There was no history of anti-Semitism in Albania; no teaching of contempt, no blood libel cases, no Christ-killer identification, no pogroms, and no distribution of the Protocols of the Elderly of Zion, or any similar venomous phenomena of anti-Semitism. “ There is no trace of any discrimination against Jews in Albania because Albania happens to be one of the rare countries in Europe where religious prejudice and hatred do not exist”, wrote the Jewish scholar Stephen Schwartz. He added:” The remarkable spirit of tolerance that has been the hallmark of the interfaith relations in Albania, has played a major role in the treatment and the position of the Jewry in Albania”.
A similar judgment was passed recently by Pope Francis, during his September visit to Albania. He brought to the world’s attention the warmth and the spontaneous atmosphere of the reception by a majority Moslem population that surprised the Pontiff., as he was welcomed with a sense of gratitude for his visit to Albania, his first in a European country.
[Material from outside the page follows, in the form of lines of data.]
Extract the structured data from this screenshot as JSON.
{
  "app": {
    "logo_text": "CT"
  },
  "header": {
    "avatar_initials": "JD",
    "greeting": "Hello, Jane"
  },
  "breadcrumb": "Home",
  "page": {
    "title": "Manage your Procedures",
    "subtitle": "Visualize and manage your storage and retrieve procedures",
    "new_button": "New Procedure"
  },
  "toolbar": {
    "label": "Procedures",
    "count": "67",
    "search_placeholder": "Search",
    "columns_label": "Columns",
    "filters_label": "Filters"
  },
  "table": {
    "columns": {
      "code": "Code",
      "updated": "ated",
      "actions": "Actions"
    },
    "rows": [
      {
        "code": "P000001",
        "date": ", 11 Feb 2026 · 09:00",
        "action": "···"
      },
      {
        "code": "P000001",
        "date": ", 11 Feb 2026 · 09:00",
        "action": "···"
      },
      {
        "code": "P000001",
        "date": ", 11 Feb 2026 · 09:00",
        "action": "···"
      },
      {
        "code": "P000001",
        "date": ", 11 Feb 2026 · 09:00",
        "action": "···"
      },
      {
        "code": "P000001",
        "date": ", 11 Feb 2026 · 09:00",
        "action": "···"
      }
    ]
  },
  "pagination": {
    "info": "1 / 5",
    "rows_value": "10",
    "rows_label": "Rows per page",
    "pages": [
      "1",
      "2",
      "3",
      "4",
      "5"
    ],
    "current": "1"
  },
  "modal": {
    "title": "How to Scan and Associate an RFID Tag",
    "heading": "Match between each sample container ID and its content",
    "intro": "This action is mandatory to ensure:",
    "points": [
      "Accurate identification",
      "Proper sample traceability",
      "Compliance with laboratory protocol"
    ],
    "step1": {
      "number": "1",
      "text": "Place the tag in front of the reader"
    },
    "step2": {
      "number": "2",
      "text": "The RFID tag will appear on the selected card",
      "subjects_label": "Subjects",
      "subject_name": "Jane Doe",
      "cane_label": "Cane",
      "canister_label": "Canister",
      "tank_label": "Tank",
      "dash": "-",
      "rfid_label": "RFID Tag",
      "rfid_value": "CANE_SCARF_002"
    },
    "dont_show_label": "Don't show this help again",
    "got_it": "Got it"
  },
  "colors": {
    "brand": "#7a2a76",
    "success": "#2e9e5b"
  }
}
Before him, Pope Paul VI and especially Pope John Paul II had stressed the strength of religious tolerance in Albania. Speaking from Seoul, Korea, Pope Francis called on other nations to follow the example of Albania, when the told the press:” I am going to Albania, …. because they have displayed a sense of maturity to have a government – and, let’s not forget, we are in the Balkans!- of national unity, Moslems, Eastern Orthodox, and Catholics, and they have set an Inter-religious Council which greatly assists the process, a well-balanced one. This is good, and harmonious. The Pope’s presence aims at declaring for all that for peoples of the world it is possible to work together. I felt the need to help this noble population…..”.
The well-informed Pontiff was aware of the statements made by his predecessors.
On April 28, 1968, Pope Paul VI praised the spirit of friendship and co-operation among the Albanians, saying: ”….You have made yourselves the forerunners of modern ecumenism!” Twenty-five years later, on April 25, 1993, visiting a liberated Albania in his effort to reconstruct the heavily persecuted Roman Catholic Church for 45 years by the Communist dictatorship, Pope John Paul II, greeted the grateful masses of believers:”…My visit (to your country) hopes to be an encouragement to pursue the respect for all, and to continue on your well-known journey of peaceful co-existence, open cooperation, and understanding among the various ethnic, cultural and spiritual elements of your society”.
It is not by chance that the national hero of the predominantly Moslem Albanian population is George Kastrioti, known as Skenderbeu, a Catholic knight, defender of Christianity against the advancing armies of the Ottoman Empire in Europe. Today, the most revered person among the Albanians is the Catholic nun, a sister of charity, Mother Theresa of Calcutta. Even here, in New York City, on November 2, 1997, during a Solemn Mass in her honor, held at the Saint Patrick Cathedral, one of the main speakers was an Albanian Moslem Imam, praising a Catholic nun, to the surprise of several hundred worshippers looking on in disbelief.
A unique phenomenon in our troubled world! A splendid example of peaceful co-existence and religious tolerance. And, as Pope Francis put it: ”…do not forget that we are in the Balkans”, not far from Srebrenica, a tomb of Western civilization’s values.
Sami Repishti , Ph.D. (French:1977) The Graduate Center of C.U.N.Y. is a retired educator. He is the author of several books, mostly on Albanian subjects and human rights. More recently, he wrote an Essay : ”Jews in Albania- A Story of Survival” published in “The Holocaust: Documents and Essays”, Ed. R.L,Braham (Rosenthal Institute for Holocaust Studies: C.U.P, 2009).
Presently, he and his family live in Ridgefield, CT
Phone No. (203) 894.3727)